Copy the lines below exactly. No picture goes into the copy.

Start of Block

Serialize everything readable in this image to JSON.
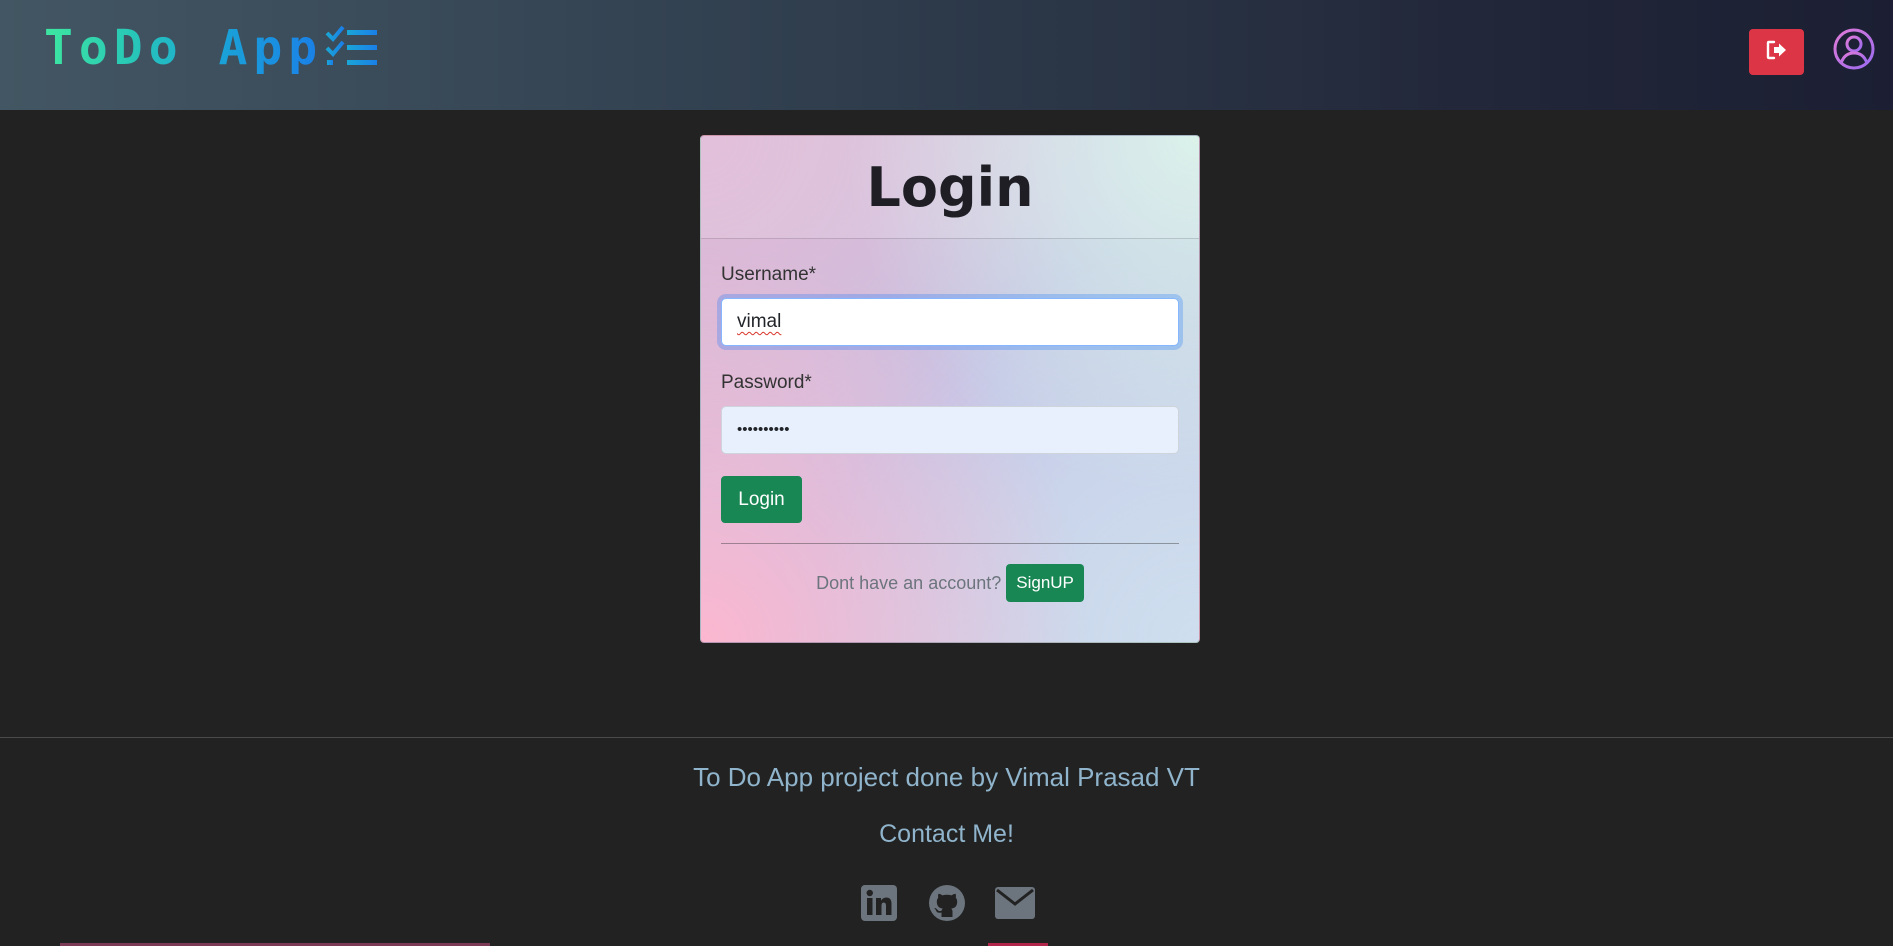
{
  "header": {
    "logo_text": "ToDo App",
    "logout_icon": "logout-icon",
    "profile_icon": "user-circle-icon",
    "colors": {
      "logout_button": "#dc3545",
      "profile_icon": "#c86dd7",
      "logo_gradient_start": "#3ee6a0",
      "logo_gradient_end": "#1a7fe8"
    }
  },
  "login_card": {
    "title": "Login",
    "username": {
      "label": "Username*",
      "value": "vimal"
    },
    "password": {
      "label": "Password*",
      "masked_value": "••••••••••"
    },
    "submit_label": "Login",
    "signup_prompt": "Dont have an account?",
    "signup_label": "SignUP",
    "colors": {
      "primary_button": "#198754"
    }
  },
  "footer": {
    "credit": "To Do App project done by Vimal Prasad VT",
    "contact": "Contact Me!",
    "social_icons": [
      "linkedin-icon",
      "github-icon",
      "email-icon"
    ],
    "colors": {
      "text": "#8fb4cb",
      "icons": "#6c757d"
    }
  }
}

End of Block

**Answer to this task:**
Serialize everything readable in this image to JSON.
{
  "header": {
    "logo_text": "ToDo App",
    "logout_icon": "logout-icon",
    "profile_icon": "user-circle-icon",
    "colors": {
      "logout_button": "#dc3545",
      "profile_icon": "#c86dd7",
      "logo_gradient_start": "#3ee6a0",
      "logo_gradient_end": "#1a7fe8"
    }
  },
  "login_card": {
    "title": "Login",
    "username": {
      "label": "Username*",
      "value": "vimal"
    },
    "password": {
      "label": "Password*",
      "masked_value": "••••••••••"
    },
    "submit_label": "Login",
    "signup_prompt": "Dont have an account?",
    "signup_label": "SignUP",
    "colors": {
      "primary_button": "#198754"
    }
  },
  "footer": {
    "credit": "To Do App project done by Vimal Prasad VT",
    "contact": "Contact Me!",
    "social_icons": [
      "linkedin-icon",
      "github-icon",
      "email-icon"
    ],
    "colors": {
      "text": "#8fb4cb",
      "icons": "#6c757d"
    }
  }
}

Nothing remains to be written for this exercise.